A: Yes, there are still unexplored regions of the ocean where shark populations remain unknown. These remote areas provide an opportunity for further research and conservation efforts to better understand and protect these lesser-known shark populations.
Q: How Does Ecotourism Contribute to Shark Conservation?
A: Responsible ecotourism can contribute to shark conservation efforts by generating economic value for local communities and raising awareness about the importance of sharks in the marine ecosystem. It can also support research and conservation projects focused on shark populations.
Q: What are Some Common Myths and Stereotypes About Sharks?
A: There are many myths and stereotypes about sharks, such as being mindless killing machines or always seeking to attack humans.
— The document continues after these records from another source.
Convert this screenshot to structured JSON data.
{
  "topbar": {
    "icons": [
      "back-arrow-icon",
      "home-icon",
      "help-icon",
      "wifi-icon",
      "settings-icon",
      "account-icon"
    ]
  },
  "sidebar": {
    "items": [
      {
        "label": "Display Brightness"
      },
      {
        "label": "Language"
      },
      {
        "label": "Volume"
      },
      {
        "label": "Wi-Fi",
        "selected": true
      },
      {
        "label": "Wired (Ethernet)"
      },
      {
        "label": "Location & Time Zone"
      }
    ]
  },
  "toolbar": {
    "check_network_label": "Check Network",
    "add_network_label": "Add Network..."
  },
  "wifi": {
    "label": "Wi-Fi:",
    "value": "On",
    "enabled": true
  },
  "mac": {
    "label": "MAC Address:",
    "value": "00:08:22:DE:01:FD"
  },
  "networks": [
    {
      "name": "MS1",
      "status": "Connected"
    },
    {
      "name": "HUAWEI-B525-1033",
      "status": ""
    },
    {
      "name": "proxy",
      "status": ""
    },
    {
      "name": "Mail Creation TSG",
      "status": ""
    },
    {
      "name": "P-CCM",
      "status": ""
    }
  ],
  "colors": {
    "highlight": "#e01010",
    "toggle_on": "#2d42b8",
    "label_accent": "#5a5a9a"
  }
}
These misconceptions are often fueled by sensationalized media portrayals. In reality, sharks play a vital role in the ecosystem and attacks on humans are rare.
Q: In Conclusion
Sharks are an important part of our ocean ecosystems, and understanding their populations and conserving them is crucial for maintaining a healthy marine environment. Continued research, conservation efforts, and responsible human interactions are key to ensuring the long-term survival of sharks.
For centuries, sharks have roamed the oceans of the world, but exactly how many sharks are in the ocean remains a mystery. Today, estimates range from high to low, due to the difficulty of accurately tracking these swift predators.
Recent studies indicate that there could be anywhere from 400 to 500 species of sharks that swim in the open ocean or near the coasts. There is also not a clear consensus as to how many individual sharks exists in the ocean, with estimates ranging from hundreds of millions to billions of sharks.
The majority of sharks are solitary predators that are spread out across vast stretches of the ocean, making it difficult to measure their population. As a result, research efforts tend to focus on specific shark species or geographical areas. Surveys conducted near coastal islands and reefs in the Indian and Pacific Oceans have concluded that these areas contain incredibly diverse populations of sharks, with some species in greater abundance than others.
Climate change and human activities such as overfishing, habitat destruction, and bycatch have had significant impacts on the shark population. Factors such as these have led to a dramatic decline in the number of some shark species, including the iconic great white. As a result, the World Wildlife Fund (WWF) has classified many species of sharks as vulnerable, endangered, or critically endangered.
Given the complex nature of the ocean environment and the difficulty of accurately tracking sharks, it is unlikely that we will ever know precisely how many sharks are in the ocean. However, with careful study and continued conservation efforts, we may be able to protect and preserve these apex predators for generations to come.